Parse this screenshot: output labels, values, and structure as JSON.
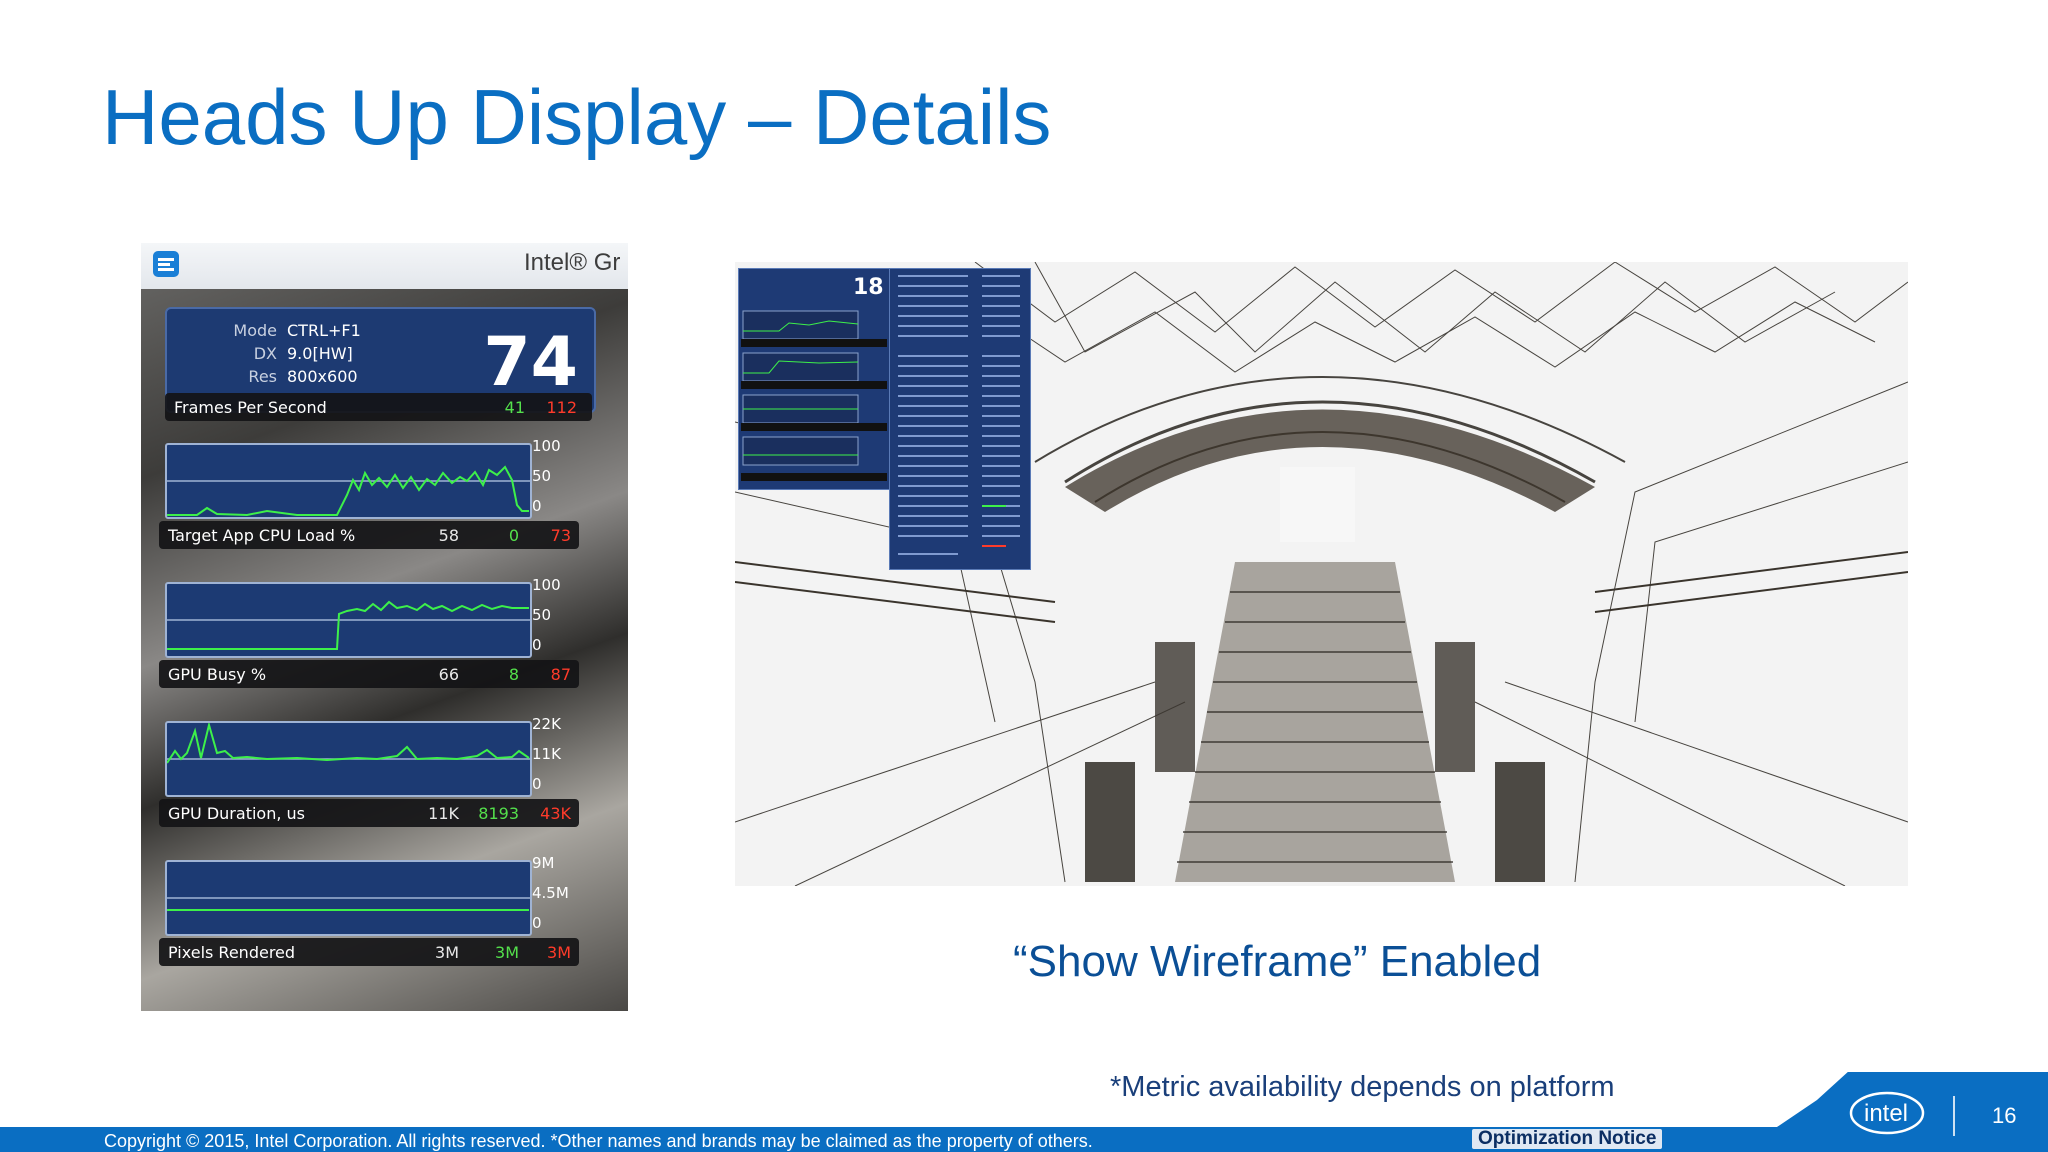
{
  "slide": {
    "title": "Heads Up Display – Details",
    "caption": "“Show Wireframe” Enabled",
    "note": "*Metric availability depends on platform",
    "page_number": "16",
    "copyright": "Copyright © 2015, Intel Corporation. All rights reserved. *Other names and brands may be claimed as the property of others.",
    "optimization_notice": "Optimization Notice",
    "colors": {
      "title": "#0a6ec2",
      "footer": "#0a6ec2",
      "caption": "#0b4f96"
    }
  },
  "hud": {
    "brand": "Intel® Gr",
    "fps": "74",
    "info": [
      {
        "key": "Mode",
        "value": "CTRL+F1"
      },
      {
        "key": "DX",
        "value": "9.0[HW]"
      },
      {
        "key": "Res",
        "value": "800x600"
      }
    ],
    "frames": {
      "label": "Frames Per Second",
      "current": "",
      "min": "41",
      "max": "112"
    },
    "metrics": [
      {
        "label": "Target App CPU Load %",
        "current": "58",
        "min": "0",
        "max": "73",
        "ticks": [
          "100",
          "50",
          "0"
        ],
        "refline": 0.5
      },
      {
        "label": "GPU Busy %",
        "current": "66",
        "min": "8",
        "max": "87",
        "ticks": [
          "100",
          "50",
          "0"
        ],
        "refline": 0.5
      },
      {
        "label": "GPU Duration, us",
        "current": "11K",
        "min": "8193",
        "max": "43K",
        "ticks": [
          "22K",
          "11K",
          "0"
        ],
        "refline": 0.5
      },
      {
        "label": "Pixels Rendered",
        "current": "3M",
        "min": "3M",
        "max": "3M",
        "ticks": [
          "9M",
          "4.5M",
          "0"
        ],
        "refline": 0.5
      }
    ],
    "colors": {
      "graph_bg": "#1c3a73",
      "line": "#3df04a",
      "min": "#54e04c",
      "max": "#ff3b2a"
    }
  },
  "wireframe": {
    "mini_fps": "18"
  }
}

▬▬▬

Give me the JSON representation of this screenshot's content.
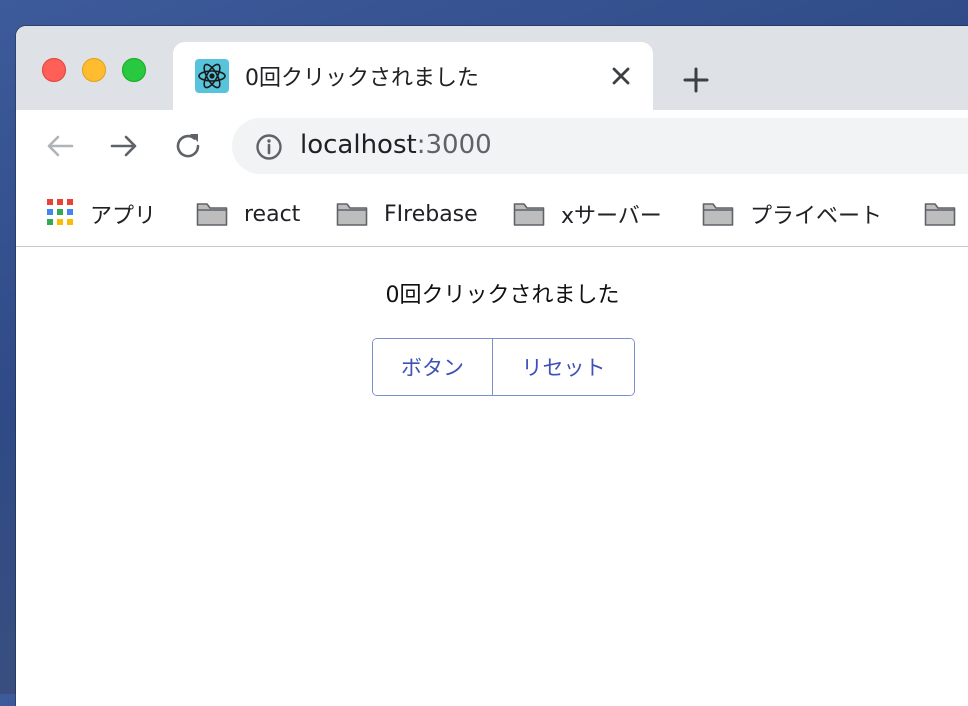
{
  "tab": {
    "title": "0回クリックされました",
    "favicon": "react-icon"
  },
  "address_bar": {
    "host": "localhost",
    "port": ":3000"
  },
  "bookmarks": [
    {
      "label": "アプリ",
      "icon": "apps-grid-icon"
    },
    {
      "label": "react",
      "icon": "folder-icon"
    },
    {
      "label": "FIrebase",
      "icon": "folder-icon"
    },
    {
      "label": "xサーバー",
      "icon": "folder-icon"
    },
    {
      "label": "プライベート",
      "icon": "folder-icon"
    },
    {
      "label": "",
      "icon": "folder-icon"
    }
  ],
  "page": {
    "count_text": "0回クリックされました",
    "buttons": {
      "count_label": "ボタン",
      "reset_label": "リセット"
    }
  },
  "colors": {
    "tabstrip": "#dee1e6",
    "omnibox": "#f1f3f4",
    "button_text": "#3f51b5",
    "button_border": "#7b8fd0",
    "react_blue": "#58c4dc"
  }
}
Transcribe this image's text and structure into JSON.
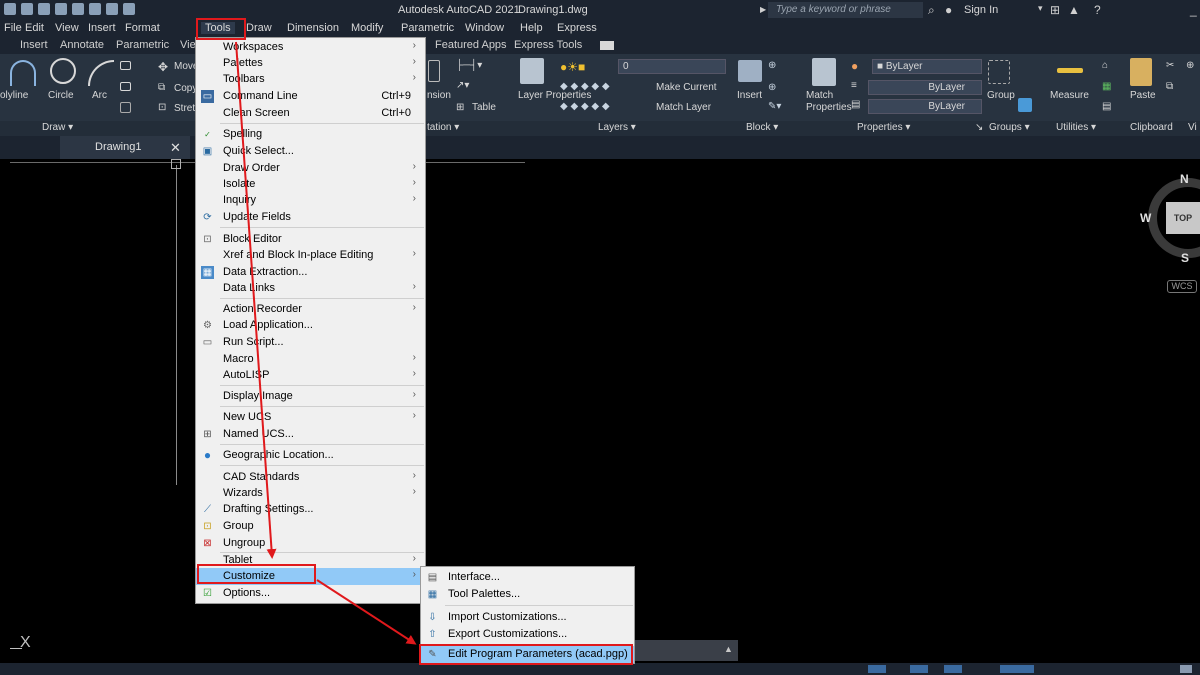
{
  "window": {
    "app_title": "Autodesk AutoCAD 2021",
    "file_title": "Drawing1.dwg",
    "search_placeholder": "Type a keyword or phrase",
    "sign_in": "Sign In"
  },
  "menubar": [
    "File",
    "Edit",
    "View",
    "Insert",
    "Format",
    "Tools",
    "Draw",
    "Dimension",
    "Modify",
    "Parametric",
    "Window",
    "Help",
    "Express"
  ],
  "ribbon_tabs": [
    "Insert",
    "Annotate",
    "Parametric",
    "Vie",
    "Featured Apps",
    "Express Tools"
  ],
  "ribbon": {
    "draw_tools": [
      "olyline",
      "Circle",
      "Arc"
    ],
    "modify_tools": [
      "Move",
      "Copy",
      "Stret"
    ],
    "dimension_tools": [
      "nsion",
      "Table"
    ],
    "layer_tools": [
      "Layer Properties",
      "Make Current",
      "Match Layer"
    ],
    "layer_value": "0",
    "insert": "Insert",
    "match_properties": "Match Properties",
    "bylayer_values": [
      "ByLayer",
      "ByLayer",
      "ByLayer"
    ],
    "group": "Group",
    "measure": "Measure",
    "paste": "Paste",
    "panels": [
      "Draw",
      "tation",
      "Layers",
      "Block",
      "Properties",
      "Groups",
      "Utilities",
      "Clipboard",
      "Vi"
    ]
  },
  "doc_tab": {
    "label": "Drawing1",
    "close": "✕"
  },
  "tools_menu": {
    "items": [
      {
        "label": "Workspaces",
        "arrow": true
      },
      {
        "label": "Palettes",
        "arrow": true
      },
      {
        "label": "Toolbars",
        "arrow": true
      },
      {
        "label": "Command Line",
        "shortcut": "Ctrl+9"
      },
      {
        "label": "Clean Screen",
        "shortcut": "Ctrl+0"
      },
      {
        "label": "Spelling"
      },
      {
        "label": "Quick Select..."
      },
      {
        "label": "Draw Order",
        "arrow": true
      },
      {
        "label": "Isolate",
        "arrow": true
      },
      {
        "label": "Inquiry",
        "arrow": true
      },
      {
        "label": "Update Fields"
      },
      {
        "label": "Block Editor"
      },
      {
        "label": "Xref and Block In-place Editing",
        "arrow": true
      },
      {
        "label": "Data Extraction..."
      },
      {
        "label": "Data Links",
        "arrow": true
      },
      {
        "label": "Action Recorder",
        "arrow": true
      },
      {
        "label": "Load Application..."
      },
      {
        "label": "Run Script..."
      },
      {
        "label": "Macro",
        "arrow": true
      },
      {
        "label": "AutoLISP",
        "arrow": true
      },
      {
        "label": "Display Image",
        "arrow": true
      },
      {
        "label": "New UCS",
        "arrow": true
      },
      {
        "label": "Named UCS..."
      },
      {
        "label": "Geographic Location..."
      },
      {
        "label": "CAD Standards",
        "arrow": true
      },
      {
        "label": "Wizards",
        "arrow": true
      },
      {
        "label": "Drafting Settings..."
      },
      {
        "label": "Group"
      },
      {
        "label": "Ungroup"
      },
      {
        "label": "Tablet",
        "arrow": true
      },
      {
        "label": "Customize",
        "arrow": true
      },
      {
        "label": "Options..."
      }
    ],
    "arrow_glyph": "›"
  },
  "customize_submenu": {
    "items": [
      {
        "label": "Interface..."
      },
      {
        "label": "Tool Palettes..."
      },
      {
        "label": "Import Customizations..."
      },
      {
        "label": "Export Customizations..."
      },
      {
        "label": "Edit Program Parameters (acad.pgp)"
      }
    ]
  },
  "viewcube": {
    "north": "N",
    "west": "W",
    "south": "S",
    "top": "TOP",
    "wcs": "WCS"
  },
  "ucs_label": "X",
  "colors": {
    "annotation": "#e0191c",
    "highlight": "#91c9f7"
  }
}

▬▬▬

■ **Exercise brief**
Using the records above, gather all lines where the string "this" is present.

■ **Answer box**
Parse this screenshot: output labels, values, and structure as JSON.
Give me the JSON representation of this screenshot's content.
Transcribe this image's text and structure into JSON.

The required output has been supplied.